The only Russian gallery at the fair this year is Regina Gallery (hall 2.1, stand K21). Founded in 1990 by Regina and Vladimir Ovcharenko, it is known as one of the pioneers in contemporary art in Moscow. Although the gallery's work is still oriented towards highlighting young and promising Russian artists, by opening a branch in London in 2010 they've supplemented their exhibition program with works by international artists. This time, the gallery's stand at Art Basel will feature the voo-doo-like masks of Evgeny Antufiev, Sergei Bratkov's photographs, and Sergei Zarva's collages, among other artists and their works.
Alongside the jam-packed Art Basel program, art-lovers have the opportunity to visit the smaller satellite art fairs also being held this week; their merchandise and atmosphere is in stark contrast with those of the prominent Basel fair. This is a chance to see the latest trends in contemporary art from a different viewpoint; oftentimes, this is where future sought-after artists debut their portfolios.
LISTE 17 – The Young Art Fair In Basel

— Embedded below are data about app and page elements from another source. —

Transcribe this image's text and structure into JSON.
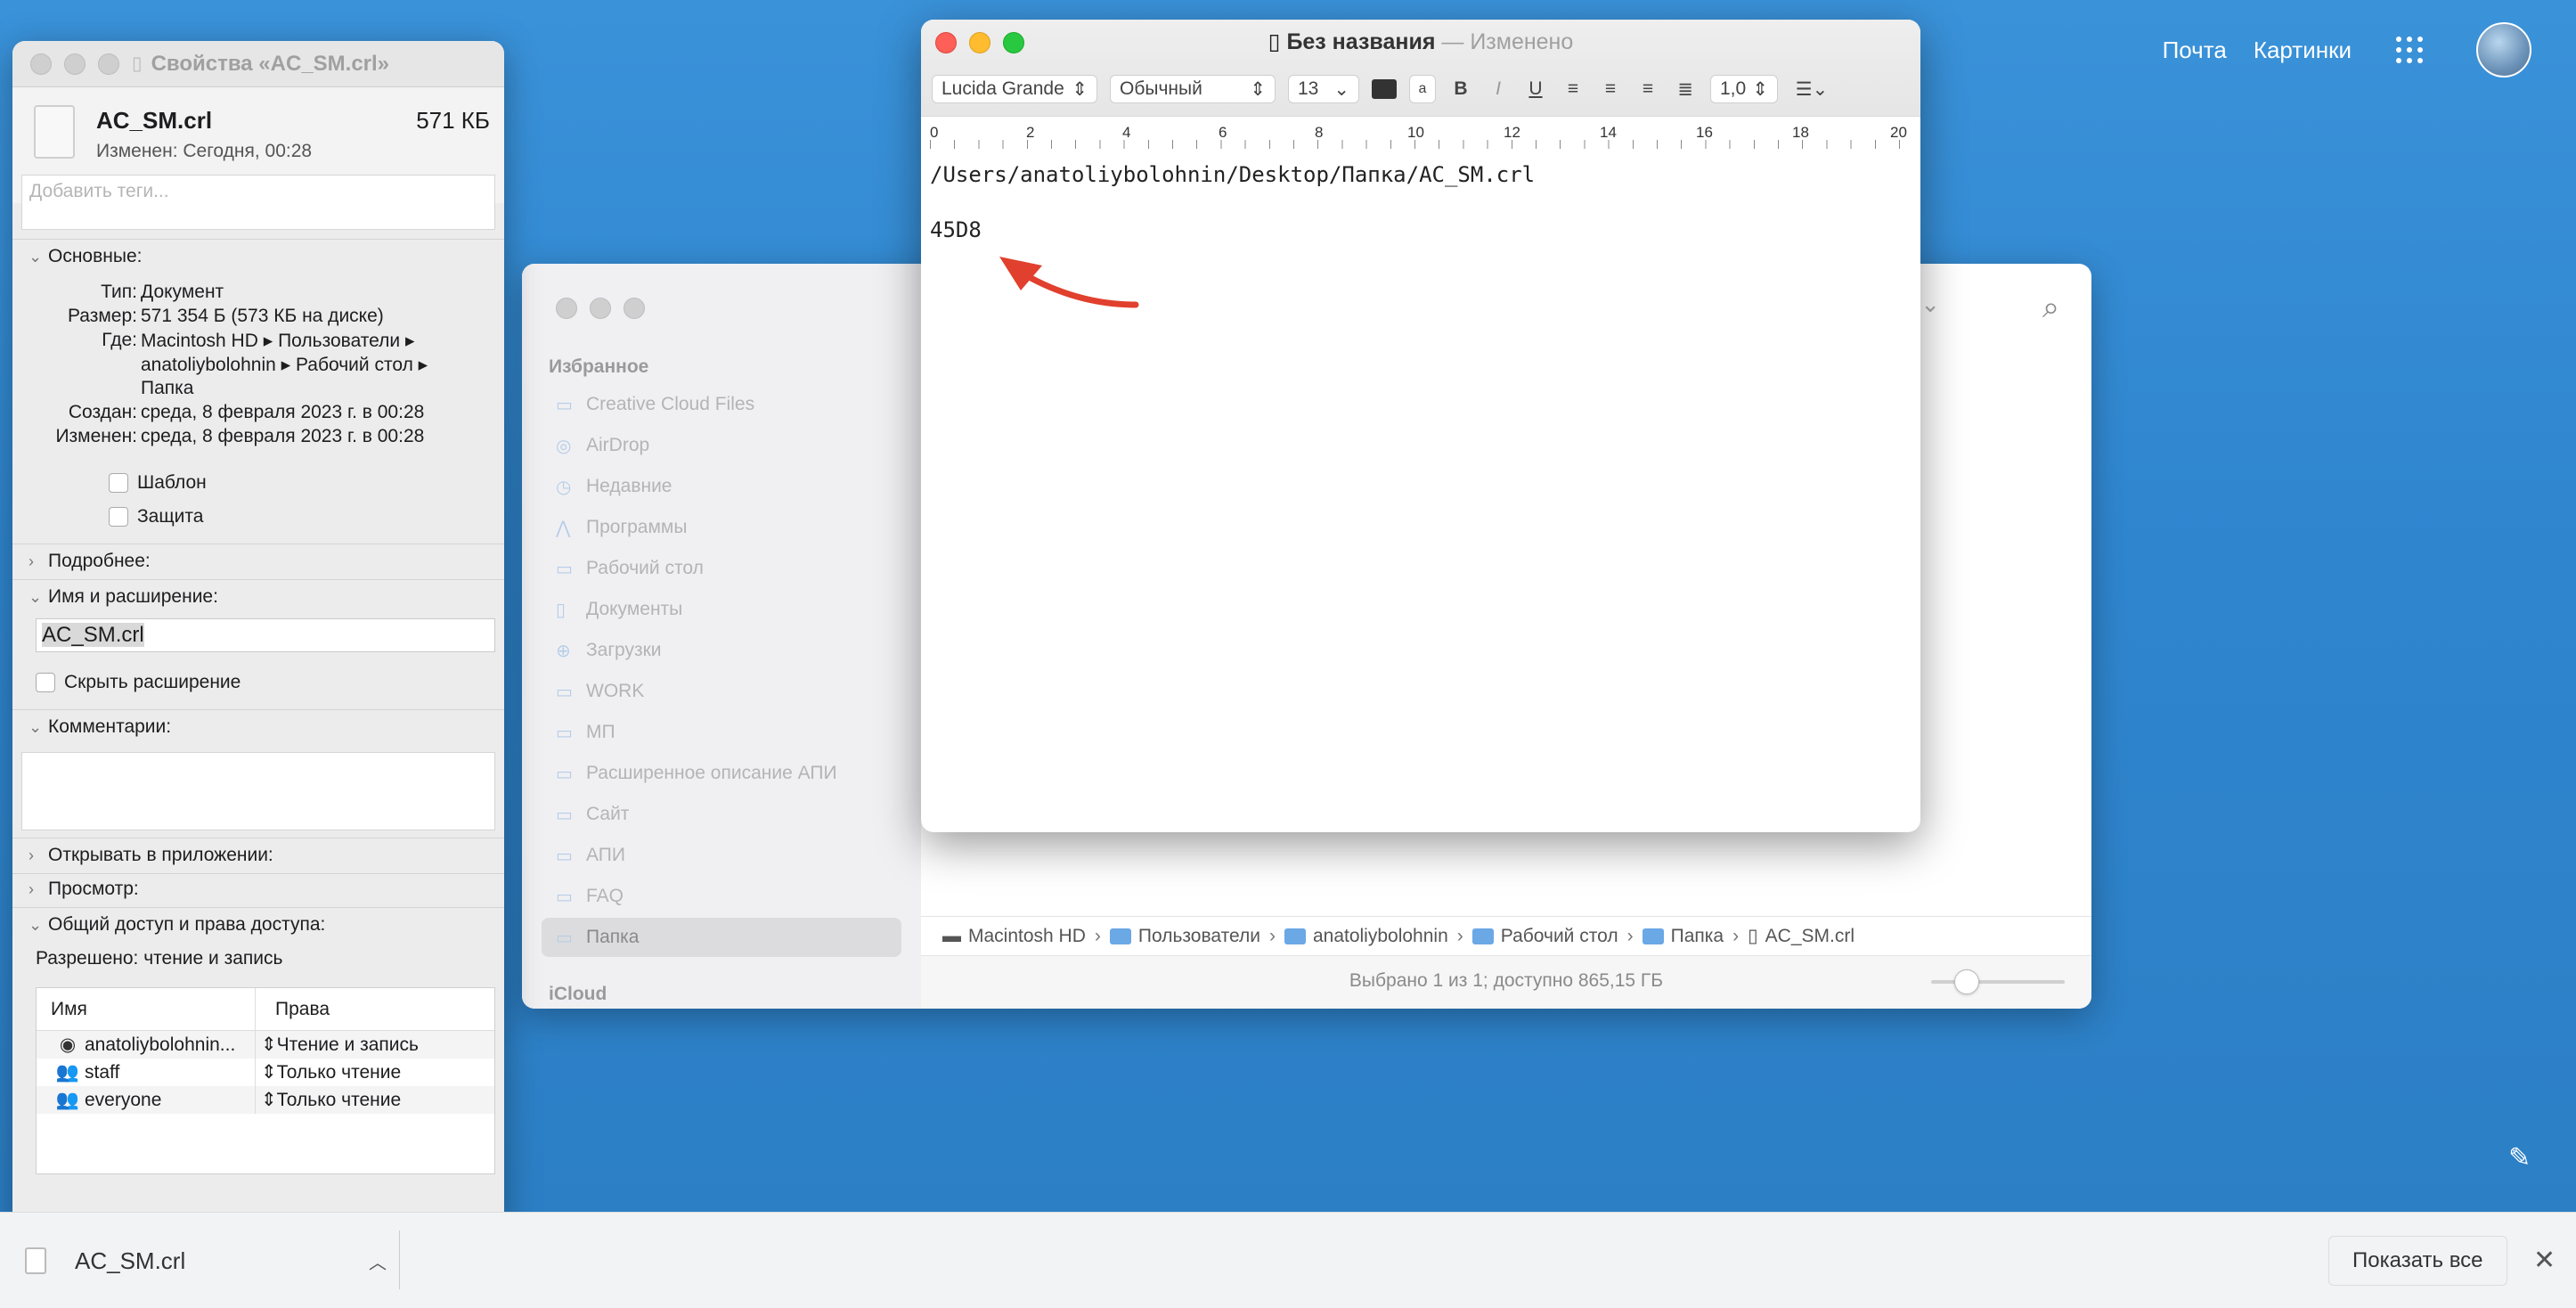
{
  "topnav": {
    "mail": "Почта",
    "images": "Картинки"
  },
  "info": {
    "title": "Свойства «AC_SM.crl»",
    "file_name": "AC_SM.crl",
    "file_size": "571 КБ",
    "modified_short": "Изменен: Сегодня, 00:28",
    "tags_placeholder": "Добавить теги...",
    "general": {
      "header": "Основные:",
      "kind_label": "Тип:",
      "kind": "Документ",
      "size_label": "Размер:",
      "size": "571 354 Б (573 КБ на диске)",
      "where_label": "Где:",
      "where_1": "Macintosh HD ▸ Пользователи ▸",
      "where_2": "anatoliybolohnin ▸ Рабочий стол ▸",
      "where_3": "Папка",
      "created_label": "Создан:",
      "created": "среда, 8 февраля 2023 г. в 00:28",
      "modified_label": "Изменен:",
      "modified": "среда, 8 февраля 2023 г. в 00:28",
      "stationery": "Шаблон",
      "locked": "Защита"
    },
    "more_info": "Подробнее:",
    "name_ext_header": "Имя и расширение:",
    "name_value": "AC_SM.crl",
    "hide_extension": "Скрыть расширение",
    "comments_header": "Комментарии:",
    "open_with": "Открывать в приложении:",
    "preview": "Просмотр:",
    "sharing_header": "Общий доступ и права доступа:",
    "sharing_status": "Разрешено: чтение и запись",
    "perm_headers": {
      "name": "Имя",
      "privilege": "Права"
    },
    "perm_rows": [
      {
        "name": "anatoliybolohnin...",
        "priv": "Чтение и запись"
      },
      {
        "name": "staff",
        "priv": "Только чтение"
      },
      {
        "name": "everyone",
        "priv": "Только чтение"
      }
    ]
  },
  "finder": {
    "sidebar_title": "Избранное",
    "items": [
      "Creative Cloud Files",
      "AirDrop",
      "Недавние",
      "Программы",
      "Рабочий стол",
      "Документы",
      "Загрузки",
      "WORK",
      "МП",
      "Расширенное описание АПИ",
      "Сайт",
      "АПИ",
      "FAQ",
      "Папка"
    ],
    "icloud": "iCloud",
    "path": [
      "Macintosh HD",
      "Пользователи",
      "anatoliybolohnin",
      "Рабочий стол",
      "Папка",
      "AC_SM.crl"
    ],
    "status": "Выбрано 1 из 1; доступно 865,15 ГБ"
  },
  "editor": {
    "title": "Без названия",
    "title_sep": "—",
    "edited": "Изменено",
    "font": "Lucida Grande",
    "style": "Обычный",
    "size": "13",
    "spacing": "1,0",
    "ruler": [
      "0",
      "2",
      "4",
      "6",
      "8",
      "10",
      "12",
      "14",
      "16",
      "18",
      "20"
    ],
    "line1": "/Users/anatoliybolohnin/Desktop/Папка/AC_SM.crl",
    "line2": "45D8"
  },
  "downloads": {
    "file": "AC_SM.crl",
    "show_all": "Показать все"
  }
}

One of the oldest Art Basel satellites is LISTE, the fair for young and promising artists, in its 17th year this summer. If other fairs give priority to galleries with serious experience, then this fair only allows entry to the very youngest art establishments. This year's fair includes 64 galleries from 22 countries, including Christian Andersen from Denmark and Johan Berggren and Elastic from Sweden. www.liste.ch
Volta is called the leader of the alternative art fairs because it is precisely the artists featured in this fair that have the greatest chance of gaining future fame in the world's most notable biennials, curated projects and art collections. Quite possibly, Volta has earned its status due the conditions levied upon the participants – every gallery's stand is strongly advised to display the works of just one or two artists, so that visitors can get a better sense of each artist's and gallery's creative vision. This year's fair has more than 80 creative establishments taking part, including eleven galleries from the Nordic region. Sweden is being represented by Stene Projects; Finland – Heino and Kalhama & Piippo Contemporary; but from Denmark – Martin Asbaek, Christoffer Egelund, Henningsen, LARM Gallery, Peter Lav, SPECTA, V1 Gallery and David Risley. It seems that the presence of gallery-owner David Risley in the board of curators of Volta 2012 has played a big part in the voluminous attendance of the Nordic galleries. www.voltashow.com
The Solo Project
The Estonian gallery Temnikova & Kasela is participating in the individual-project art fair The Solo Project, where the gallery will introduce Basel's art critics, collectors and the simply curious to the large-format works by the Estonian artist Kaido Ole. At this fair, visitors will mainly see well-established galleries and the works of artists who have already found their artistic identity. www.the-solo-project.com